== TASK INPUTS ==

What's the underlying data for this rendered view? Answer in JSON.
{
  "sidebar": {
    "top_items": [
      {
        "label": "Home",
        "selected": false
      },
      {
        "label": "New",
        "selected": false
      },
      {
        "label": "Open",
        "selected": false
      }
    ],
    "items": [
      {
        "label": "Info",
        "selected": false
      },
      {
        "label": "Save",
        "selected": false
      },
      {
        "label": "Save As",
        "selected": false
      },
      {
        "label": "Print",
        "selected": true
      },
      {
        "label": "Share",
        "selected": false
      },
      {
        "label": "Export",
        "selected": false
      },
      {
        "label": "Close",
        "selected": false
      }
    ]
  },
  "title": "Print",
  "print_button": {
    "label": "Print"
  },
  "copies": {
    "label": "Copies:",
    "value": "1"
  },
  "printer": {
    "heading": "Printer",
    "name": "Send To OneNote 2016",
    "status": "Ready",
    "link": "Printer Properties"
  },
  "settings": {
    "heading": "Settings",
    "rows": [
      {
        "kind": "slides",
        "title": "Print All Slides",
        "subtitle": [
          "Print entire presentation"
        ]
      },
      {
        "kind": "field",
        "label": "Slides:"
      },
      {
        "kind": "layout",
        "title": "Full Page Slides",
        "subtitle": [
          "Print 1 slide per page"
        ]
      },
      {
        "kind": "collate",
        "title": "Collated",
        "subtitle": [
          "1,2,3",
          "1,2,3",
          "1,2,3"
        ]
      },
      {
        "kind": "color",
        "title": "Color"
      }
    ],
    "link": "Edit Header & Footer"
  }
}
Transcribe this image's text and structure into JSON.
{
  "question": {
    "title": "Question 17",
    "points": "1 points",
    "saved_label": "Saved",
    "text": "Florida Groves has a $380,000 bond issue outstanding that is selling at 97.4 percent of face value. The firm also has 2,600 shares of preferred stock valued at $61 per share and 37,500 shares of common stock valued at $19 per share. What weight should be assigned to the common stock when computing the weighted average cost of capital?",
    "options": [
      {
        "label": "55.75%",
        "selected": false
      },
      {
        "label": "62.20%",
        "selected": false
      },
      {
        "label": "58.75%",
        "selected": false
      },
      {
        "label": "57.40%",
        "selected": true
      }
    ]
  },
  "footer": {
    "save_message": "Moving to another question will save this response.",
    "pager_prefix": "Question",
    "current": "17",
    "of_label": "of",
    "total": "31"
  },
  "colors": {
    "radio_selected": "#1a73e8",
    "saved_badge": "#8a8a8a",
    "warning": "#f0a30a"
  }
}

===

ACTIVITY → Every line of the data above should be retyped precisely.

ANSWER TO THE PROBLEM →
What's the underlying data for this rendered view? Answer in JSON.
{
  "sidebar": {
    "top_items": [
      {
        "label": "Home",
        "selected": false
      },
      {
        "label": "New",
        "selected": false
      },
      {
        "label": "Open",
        "selected": false
      }
    ],
    "items": [
      {
        "label": "Info",
        "selected": false
      },
      {
        "label": "Save",
        "selected": false
      },
      {
        "label": "Save As",
        "selected": false
      },
      {
        "label": "Print",
        "selected": true
      },
      {
        "label": "Share",
        "selected": false
      },
      {
        "label": "Export",
        "selected": false
      },
      {
        "label": "Close",
        "selected": false
      }
    ]
  },
  "title": "Print",
  "print_button": {
    "label": "Print"
  },
  "copies": {
    "label": "Copies:",
    "value": "1"
  },
  "printer": {
    "heading": "Printer",
    "name": "Send To OneNote 2016",
    "status": "Ready",
    "link": "Printer Properties"
  },
  "settings": {
    "heading": "Settings",
    "rows": [
      {
        "kind": "slides",
        "title": "Print All Slides",
        "subtitle": [
          "Print entire presentation"
        ]
      },
      {
        "kind": "field",
        "label": "Slides:"
      },
      {
        "kind": "layout",
        "title": "Full Page Slides",
        "subtitle": [
          "Print 1 slide per page"
        ]
      },
      {
        "kind": "collate",
        "title": "Collated",
        "subtitle": [
          "1,2,3",
          "1,2,3",
          "1,2,3"
        ]
      },
      {
        "kind": "color",
        "title": "Color"
      }
    ],
    "link": "Edit Header & Footer"
  }
}
Transcribe this image's text and structure into JSON.
{
  "question": {
    "title": "Question 17",
    "points": "1 points",
    "saved_label": "Saved",
    "text": "Florida Groves has a $380,000 bond issue outstanding that is selling at 97.4 percent of face value. The firm also has 2,600 shares of preferred stock valued at $61 per share and 37,500 shares of common stock valued at $19 per share. What weight should be assigned to the common stock when computing the weighted average cost of capital?",
    "options": [
      {
        "label": "55.75%",
        "selected": false
      },
      {
        "label": "62.20%",
        "selected": false
      },
      {
        "label": "58.75%",
        "selected": false
      },
      {
        "label": "57.40%",
        "selected": true
      }
    ]
  },
  "footer": {
    "save_message": "Moving to another question will save this response.",
    "pager_prefix": "Question",
    "current": "17",
    "of_label": "of",
    "total": "31"
  },
  "colors": {
    "radio_selected": "#1a73e8",
    "saved_badge": "#8a8a8a",
    "warning": "#f0a30a"
  }
}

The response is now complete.